*** Opening INFORMATION GIVEN ***

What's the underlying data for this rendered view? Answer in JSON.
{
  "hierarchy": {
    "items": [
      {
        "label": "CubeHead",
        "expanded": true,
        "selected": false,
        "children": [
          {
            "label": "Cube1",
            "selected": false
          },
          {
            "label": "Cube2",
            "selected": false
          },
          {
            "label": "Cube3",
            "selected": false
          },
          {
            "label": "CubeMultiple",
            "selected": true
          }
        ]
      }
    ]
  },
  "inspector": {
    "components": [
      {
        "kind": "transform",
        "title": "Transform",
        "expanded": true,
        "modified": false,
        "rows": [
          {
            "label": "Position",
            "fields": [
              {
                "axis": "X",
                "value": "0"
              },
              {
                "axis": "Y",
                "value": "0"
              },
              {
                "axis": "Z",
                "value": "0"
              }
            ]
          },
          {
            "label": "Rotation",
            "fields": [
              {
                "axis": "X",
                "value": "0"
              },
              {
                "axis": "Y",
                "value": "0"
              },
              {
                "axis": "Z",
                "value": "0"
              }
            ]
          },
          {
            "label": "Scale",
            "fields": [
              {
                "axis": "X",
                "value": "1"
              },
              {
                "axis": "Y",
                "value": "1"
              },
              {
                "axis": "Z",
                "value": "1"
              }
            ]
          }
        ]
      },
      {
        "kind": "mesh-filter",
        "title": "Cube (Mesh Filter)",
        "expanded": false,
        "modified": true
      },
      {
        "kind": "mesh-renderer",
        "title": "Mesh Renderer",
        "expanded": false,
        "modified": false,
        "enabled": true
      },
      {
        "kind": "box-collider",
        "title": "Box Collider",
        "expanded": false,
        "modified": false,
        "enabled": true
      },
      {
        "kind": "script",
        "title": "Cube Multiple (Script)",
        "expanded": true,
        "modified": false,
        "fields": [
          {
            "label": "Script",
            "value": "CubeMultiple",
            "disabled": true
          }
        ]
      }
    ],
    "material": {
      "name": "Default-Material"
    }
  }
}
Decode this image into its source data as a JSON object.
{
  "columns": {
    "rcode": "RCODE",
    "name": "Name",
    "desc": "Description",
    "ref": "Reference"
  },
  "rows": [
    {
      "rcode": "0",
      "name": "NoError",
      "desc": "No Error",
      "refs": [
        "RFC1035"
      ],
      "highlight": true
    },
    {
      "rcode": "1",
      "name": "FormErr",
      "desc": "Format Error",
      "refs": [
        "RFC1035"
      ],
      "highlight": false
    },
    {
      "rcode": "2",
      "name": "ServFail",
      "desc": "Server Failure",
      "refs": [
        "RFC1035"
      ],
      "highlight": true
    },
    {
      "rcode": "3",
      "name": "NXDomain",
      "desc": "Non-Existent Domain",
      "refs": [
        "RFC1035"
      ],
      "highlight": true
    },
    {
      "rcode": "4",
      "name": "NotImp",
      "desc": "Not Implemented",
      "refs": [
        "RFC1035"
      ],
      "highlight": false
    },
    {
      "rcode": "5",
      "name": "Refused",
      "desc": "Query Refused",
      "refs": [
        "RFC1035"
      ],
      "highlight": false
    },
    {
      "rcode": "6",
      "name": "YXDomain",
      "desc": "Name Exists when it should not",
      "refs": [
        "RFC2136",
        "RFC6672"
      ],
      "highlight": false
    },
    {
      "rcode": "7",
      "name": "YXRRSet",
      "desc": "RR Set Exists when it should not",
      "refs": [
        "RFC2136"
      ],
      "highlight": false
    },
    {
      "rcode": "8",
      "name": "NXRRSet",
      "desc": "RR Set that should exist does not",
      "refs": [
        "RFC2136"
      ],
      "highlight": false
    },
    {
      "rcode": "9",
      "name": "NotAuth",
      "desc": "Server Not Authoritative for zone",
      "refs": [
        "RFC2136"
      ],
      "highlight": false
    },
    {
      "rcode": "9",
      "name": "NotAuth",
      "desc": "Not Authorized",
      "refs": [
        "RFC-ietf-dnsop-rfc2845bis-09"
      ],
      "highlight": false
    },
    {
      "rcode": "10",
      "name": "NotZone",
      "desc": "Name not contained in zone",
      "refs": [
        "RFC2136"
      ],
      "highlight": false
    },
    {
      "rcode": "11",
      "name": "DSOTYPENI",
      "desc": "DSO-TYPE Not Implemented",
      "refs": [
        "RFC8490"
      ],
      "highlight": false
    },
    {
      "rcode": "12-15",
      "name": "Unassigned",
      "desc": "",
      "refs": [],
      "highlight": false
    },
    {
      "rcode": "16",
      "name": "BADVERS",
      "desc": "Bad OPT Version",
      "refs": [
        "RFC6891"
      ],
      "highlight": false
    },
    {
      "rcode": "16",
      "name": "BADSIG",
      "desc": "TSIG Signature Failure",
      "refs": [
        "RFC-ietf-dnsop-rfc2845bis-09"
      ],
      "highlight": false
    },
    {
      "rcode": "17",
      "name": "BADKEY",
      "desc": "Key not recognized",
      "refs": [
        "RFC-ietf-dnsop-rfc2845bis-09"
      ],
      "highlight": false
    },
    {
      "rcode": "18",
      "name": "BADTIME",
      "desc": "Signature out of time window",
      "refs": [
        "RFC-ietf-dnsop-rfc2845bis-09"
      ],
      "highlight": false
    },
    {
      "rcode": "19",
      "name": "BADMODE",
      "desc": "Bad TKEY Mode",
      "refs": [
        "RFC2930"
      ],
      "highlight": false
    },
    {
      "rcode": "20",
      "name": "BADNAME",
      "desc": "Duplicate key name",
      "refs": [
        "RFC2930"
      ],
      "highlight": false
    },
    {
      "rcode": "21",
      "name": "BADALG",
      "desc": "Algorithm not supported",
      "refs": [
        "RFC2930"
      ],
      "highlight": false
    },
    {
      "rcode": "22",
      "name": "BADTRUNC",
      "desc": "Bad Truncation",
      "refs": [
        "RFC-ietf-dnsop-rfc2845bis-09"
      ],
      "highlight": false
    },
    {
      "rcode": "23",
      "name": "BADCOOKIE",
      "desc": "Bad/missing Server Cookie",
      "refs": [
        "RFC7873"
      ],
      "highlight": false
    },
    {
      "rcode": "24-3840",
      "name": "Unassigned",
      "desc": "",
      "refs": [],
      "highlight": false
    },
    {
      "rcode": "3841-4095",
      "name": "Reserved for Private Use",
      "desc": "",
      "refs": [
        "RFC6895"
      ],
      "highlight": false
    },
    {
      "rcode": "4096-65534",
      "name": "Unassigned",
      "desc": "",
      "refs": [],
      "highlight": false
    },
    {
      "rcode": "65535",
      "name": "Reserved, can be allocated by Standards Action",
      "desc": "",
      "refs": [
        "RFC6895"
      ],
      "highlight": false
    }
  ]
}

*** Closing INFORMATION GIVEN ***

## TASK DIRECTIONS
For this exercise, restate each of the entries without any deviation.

## SOLVED EXERCISE
What's the underlying data for this rendered view? Answer in JSON.
{
  "hierarchy": {
    "items": [
      {
        "label": "CubeHead",
        "expanded": true,
        "selected": false,
        "children": [
          {
            "label": "Cube1",
            "selected": false
          },
          {
            "label": "Cube2",
            "selected": false
          },
          {
            "label": "Cube3",
            "selected": false
          },
          {
            "label": "CubeMultiple",
            "selected": true
          }
        ]
      }
    ]
  },
  "inspector": {
    "components": [
      {
        "kind": "transform",
        "title": "Transform",
        "expanded": true,
        "modified": false,
        "rows": [
          {
            "label": "Position",
            "fields": [
              {
                "axis": "X",
                "value": "0"
              },
              {
                "axis": "Y",
                "value": "0"
              },
              {
                "axis": "Z",
                "value": "0"
              }
            ]
          },
          {
            "label": "Rotation",
            "fields": [
              {
                "axis": "X",
                "value": "0"
              },
              {
                "axis": "Y",
                "value": "0"
              },
              {
                "axis": "Z",
                "value": "0"
              }
            ]
          },
          {
            "label": "Scale",
            "fields": [
              {
                "axis": "X",
                "value": "1"
              },
              {
                "axis": "Y",
                "value": "1"
              },
              {
                "axis": "Z",
                "value": "1"
              }
            ]
          }
        ]
      },
      {
        "kind": "mesh-filter",
        "title": "Cube (Mesh Filter)",
        "expanded": false,
        "modified": true
      },
      {
        "kind": "mesh-renderer",
        "title": "Mesh Renderer",
        "expanded": false,
        "modified": false,
        "enabled": true
      },
      {
        "kind": "box-collider",
        "title": "Box Collider",
        "expanded": false,
        "modified": false,
        "enabled": true
      },
      {
        "kind": "script",
        "title": "Cube Multiple (Script)",
        "expanded": true,
        "modified": false,
        "fields": [
          {
            "label": "Script",
            "value": "CubeMultiple",
            "disabled": true
          }
        ]
      }
    ],
    "material": {
      "name": "Default-Material"
    }
  }
}
Decode this image into its source data as a JSON object.
{
  "columns": {
    "rcode": "RCODE",
    "name": "Name",
    "desc": "Description",
    "ref": "Reference"
  },
  "rows": [
    {
      "rcode": "0",
      "name": "NoError",
      "desc": "No Error",
      "refs": [
        "RFC1035"
      ],
      "highlight": true
    },
    {
      "rcode": "1",
      "name": "FormErr",
      "desc": "Format Error",
      "refs": [
        "RFC1035"
      ],
      "highlight": false
    },
    {
      "rcode": "2",
      "name": "ServFail",
      "desc": "Server Failure",
      "refs": [
        "RFC1035"
      ],
      "highlight": true
    },
    {
      "rcode": "3",
      "name": "NXDomain",
      "desc": "Non-Existent Domain",
      "refs": [
        "RFC1035"
      ],
      "highlight": true
    },
    {
      "rcode": "4",
      "name": "NotImp",
      "desc": "Not Implemented",
      "refs": [
        "RFC1035"
      ],
      "highlight": false
    },
    {
      "rcode": "5",
      "name": "Refused",
      "desc": "Query Refused",
      "refs": [
        "RFC1035"
      ],
      "highlight": false
    },
    {
      "rcode": "6",
      "name": "YXDomain",
      "desc": "Name Exists when it should not",
      "refs": [
        "RFC2136",
        "RFC6672"
      ],
      "highlight": false
    },
    {
      "rcode": "7",
      "name": "YXRRSet",
      "desc": "RR Set Exists when it should not",
      "refs": [
        "RFC2136"
      ],
      "highlight": false
    },
    {
      "rcode": "8",
      "name": "NXRRSet",
      "desc": "RR Set that should exist does not",
      "refs": [
        "RFC2136"
      ],
      "highlight": false
    },
    {
      "rcode": "9",
      "name": "NotAuth",
      "desc": "Server Not Authoritative for zone",
      "refs": [
        "RFC2136"
      ],
      "highlight": false
    },
    {
      "rcode": "9",
      "name": "NotAuth",
      "desc": "Not Authorized",
      "refs": [
        "RFC-ietf-dnsop-rfc2845bis-09"
      ],
      "highlight": false
    },
    {
      "rcode": "10",
      "name": "NotZone",
      "desc": "Name not contained in zone",
      "refs": [
        "RFC2136"
      ],
      "highlight": false
    },
    {
      "rcode": "11",
      "name": "DSOTYPENI",
      "desc": "DSO-TYPE Not Implemented",
      "refs": [
        "RFC8490"
      ],
      "highlight": false
    },
    {
      "rcode": "12-15",
      "name": "Unassigned",
      "desc": "",
      "refs": [],
      "highlight": false
    },
    {
      "rcode": "16",
      "name": "BADVERS",
      "desc": "Bad OPT Version",
      "refs": [
        "RFC6891"
      ],
      "highlight": false
    },
    {
      "rcode": "16",
      "name": "BADSIG",
      "desc": "TSIG Signature Failure",
      "refs": [
        "RFC-ietf-dnsop-rfc2845bis-09"
      ],
      "highlight": false
    },
    {
      "rcode": "17",
      "name": "BADKEY",
      "desc": "Key not recognized",
      "refs": [
        "RFC-ietf-dnsop-rfc2845bis-09"
      ],
      "highlight": false
    },
    {
      "rcode": "18",
      "name": "BADTIME",
      "desc": "Signature out of time window",
      "refs": [
        "RFC-ietf-dnsop-rfc2845bis-09"
      ],
      "highlight": false
    },
    {
      "rcode": "19",
      "name": "BADMODE",
      "desc": "Bad TKEY Mode",
      "refs": [
        "RFC2930"
      ],
      "highlight": false
    },
    {
      "rcode": "20",
      "name": "BADNAME",
      "desc": "Duplicate key name",
      "refs": [
        "RFC2930"
      ],
      "highlight": false
    },
    {
      "rcode": "21",
      "name": "BADALG",
      "desc": "Algorithm not supported",
      "refs": [
        "RFC2930"
      ],
      "highlight": false
    },
    {
      "rcode": "22",
      "name": "BADTRUNC",
      "desc": "Bad Truncation",
      "refs": [
        "RFC-ietf-dnsop-rfc2845bis-09"
      ],
      "highlight": false
    },
    {
      "rcode": "23",
      "name": "BADCOOKIE",
      "desc": "Bad/missing Server Cookie",
      "refs": [
        "RFC7873"
      ],
      "highlight": false
    },
    {
      "rcode": "24-3840",
      "name": "Unassigned",
      "desc": "",
      "refs": [],
      "highlight": false
    },
    {
      "rcode": "3841-4095",
      "name": "Reserved for Private Use",
      "desc": "",
      "refs": [
        "RFC6895"
      ],
      "highlight": false
    },
    {
      "rcode": "4096-65534",
      "name": "Unassigned",
      "desc": "",
      "refs": [],
      "highlight": false
    },
    {
      "rcode": "65535",
      "name": "Reserved, can be allocated by Standards Action",
      "desc": "",
      "refs": [
        "RFC6895"
      ],
      "highlight": false
    }
  ]
}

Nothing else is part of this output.